It must have been interesting watching Restrepo with an audience at Sundance. As an author, you probably don’t get the chance to watch people experiencing your work?
With this movie, you sit there and it’s a two-hour collective experience and the lights go on. You never get that with a book. Not at a reading, not at a book signing. I would watch people watch my movie…it was cool. I’ve sat next to people on airplanes who were reading my book, but that’s totally different. This was the entire movie. The screenings were really emotional. Every single screening there were people crying in tears. That was very profound for me. It made me feel like I had done something good at a time when this country is groping for some meaning. I felt like I touched a few people who needed a catharsis. I just wanted to know what it was like to be a soldier.
You may hate this question, but so be it. You get lumped together a lot with Jon Krakauer…
Yeah, people say to me “I loved your book about Everest.” I get that all the time. It’s very funny.
Did you read his Pat Tillman book?
I don’t think the association’s a bad one. You two had bestsellers at a time when adventure journalism took off — it was a moment.
I think we’re roughly the same age and our books came out with a few weeks of each other or something like that. But I mean, one’s a sport that people didn’t have to die doing and another one guys died making a living. So let’s be clear about where adventure begins here. I think for a long time those topics were treated fictionally and then suddenly Krakauer and I came along and wrote non-fiction accounts of these things. So I understand the comparison for readers.
How did you feel when Hollywood came calling for the movie version of your bestseller, A Perfect Storm?
Well, my agent sent the manuscript around and I went out to Hollywood because it was not an obvious movie. They didn’t come calling, it was more like I was courting them. I was trying to explain to them: Hey you can make a movie out of this! I know everyone dies! [laughs] and Warner Bros. picked it up and I think they basically forgot about it. And then the book started to do well and they remembered it. I didn’t want to write the script, I wanted to go back overseas, so I didn’t really think about it. I mean, I went to the movie set because I have a crush on Diane Lane, but it wasn’t my world.
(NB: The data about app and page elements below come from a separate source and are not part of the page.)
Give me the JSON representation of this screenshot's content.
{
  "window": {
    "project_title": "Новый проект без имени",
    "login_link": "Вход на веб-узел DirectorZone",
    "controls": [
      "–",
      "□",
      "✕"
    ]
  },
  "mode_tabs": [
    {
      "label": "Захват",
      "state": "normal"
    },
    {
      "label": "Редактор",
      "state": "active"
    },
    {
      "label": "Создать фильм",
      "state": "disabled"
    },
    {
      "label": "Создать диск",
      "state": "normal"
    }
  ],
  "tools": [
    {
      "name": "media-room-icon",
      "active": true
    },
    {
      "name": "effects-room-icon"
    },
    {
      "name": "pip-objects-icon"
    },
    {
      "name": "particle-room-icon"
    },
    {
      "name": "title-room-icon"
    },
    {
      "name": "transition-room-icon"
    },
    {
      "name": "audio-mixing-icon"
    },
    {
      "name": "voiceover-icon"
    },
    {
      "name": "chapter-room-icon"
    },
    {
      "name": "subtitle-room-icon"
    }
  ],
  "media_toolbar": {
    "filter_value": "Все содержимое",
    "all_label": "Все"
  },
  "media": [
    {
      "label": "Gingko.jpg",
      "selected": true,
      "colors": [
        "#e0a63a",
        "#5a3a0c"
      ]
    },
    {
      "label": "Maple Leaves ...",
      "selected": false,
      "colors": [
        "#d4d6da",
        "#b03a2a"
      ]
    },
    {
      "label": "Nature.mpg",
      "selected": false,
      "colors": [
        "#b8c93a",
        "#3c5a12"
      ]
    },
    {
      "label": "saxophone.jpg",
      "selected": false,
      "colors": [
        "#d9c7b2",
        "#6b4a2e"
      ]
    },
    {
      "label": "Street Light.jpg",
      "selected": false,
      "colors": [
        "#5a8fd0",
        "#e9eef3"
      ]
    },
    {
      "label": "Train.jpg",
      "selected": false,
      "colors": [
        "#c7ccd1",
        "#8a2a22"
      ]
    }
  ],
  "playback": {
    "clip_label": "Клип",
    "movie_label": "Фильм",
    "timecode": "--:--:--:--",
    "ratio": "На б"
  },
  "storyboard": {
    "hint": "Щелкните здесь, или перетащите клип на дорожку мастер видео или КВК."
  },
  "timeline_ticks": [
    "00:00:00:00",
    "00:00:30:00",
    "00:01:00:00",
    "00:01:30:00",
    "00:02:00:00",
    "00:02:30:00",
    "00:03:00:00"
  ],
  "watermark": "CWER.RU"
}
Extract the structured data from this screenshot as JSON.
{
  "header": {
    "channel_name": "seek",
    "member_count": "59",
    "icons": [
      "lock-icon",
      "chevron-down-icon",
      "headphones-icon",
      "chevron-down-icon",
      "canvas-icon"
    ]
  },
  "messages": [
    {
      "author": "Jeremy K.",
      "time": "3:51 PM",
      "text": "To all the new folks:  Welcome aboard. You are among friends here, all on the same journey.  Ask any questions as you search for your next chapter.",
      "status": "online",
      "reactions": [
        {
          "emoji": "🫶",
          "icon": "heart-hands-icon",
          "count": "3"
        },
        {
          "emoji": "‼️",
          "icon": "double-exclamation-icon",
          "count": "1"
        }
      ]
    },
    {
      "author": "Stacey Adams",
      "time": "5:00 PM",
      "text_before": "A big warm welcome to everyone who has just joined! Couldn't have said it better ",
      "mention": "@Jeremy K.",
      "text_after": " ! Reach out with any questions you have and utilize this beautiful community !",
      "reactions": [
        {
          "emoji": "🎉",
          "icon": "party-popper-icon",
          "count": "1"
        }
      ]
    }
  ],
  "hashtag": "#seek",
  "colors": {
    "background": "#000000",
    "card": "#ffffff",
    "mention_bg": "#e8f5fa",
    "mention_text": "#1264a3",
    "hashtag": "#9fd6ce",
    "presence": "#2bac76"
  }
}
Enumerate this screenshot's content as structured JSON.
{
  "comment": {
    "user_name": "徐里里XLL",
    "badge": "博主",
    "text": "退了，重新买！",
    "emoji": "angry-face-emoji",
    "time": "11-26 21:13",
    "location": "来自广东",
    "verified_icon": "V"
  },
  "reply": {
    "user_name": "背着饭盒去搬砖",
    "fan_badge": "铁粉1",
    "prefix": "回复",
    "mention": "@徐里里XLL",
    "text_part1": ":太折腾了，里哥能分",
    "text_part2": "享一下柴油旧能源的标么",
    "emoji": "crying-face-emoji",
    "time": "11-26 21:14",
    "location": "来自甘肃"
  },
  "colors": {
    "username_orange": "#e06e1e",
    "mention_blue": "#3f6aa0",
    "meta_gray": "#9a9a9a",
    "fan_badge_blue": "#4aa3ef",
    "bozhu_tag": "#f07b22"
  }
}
How do you feel about the movie?
I mean, it’s a big Hollywood movie, which isn’t really my taste in cinema. But for what it is, I think it was very good. It respected the town and the people in the town. And I appreciate that. And today, it reaches people that my book didn’t.